__RECORDS SUPPLIED__
★ ★ ★

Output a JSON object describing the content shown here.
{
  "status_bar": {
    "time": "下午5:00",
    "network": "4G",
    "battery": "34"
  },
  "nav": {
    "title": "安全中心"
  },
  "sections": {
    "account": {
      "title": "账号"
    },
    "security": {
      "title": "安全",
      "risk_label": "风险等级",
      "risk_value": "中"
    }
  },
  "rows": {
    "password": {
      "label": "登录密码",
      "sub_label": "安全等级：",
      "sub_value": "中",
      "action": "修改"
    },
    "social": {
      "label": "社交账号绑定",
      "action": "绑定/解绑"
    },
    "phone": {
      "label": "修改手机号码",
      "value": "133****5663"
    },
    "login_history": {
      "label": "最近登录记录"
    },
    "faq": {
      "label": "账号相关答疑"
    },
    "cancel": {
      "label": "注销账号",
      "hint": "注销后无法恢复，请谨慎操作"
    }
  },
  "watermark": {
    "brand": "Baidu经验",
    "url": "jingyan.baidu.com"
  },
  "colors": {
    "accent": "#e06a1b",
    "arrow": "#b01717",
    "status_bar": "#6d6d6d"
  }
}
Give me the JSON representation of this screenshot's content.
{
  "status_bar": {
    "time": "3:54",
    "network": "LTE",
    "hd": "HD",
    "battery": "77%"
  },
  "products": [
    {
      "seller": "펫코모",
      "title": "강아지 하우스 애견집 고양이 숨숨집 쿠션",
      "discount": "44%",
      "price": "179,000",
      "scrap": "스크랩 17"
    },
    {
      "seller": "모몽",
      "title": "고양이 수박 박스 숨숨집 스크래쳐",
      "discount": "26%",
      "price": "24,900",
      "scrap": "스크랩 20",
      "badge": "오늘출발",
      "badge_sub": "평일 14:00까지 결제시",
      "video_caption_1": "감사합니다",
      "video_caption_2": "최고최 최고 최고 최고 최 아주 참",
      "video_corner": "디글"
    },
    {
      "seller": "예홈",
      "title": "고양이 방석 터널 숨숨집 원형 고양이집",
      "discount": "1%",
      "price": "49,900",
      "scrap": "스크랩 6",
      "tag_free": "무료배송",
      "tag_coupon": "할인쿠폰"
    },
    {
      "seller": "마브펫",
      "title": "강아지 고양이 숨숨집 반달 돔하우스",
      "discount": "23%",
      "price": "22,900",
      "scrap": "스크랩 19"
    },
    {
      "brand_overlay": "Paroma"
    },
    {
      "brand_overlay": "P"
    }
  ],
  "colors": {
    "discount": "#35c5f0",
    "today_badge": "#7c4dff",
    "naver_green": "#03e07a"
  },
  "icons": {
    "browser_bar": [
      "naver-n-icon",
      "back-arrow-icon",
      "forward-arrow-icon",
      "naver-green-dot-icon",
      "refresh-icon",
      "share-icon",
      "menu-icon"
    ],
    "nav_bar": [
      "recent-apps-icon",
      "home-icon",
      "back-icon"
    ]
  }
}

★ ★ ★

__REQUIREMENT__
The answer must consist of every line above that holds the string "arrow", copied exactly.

__EXERCISE ANSWER__
    "arrow": "#b01717",
      "back-arrow-icon",
      "forward-arrow-icon",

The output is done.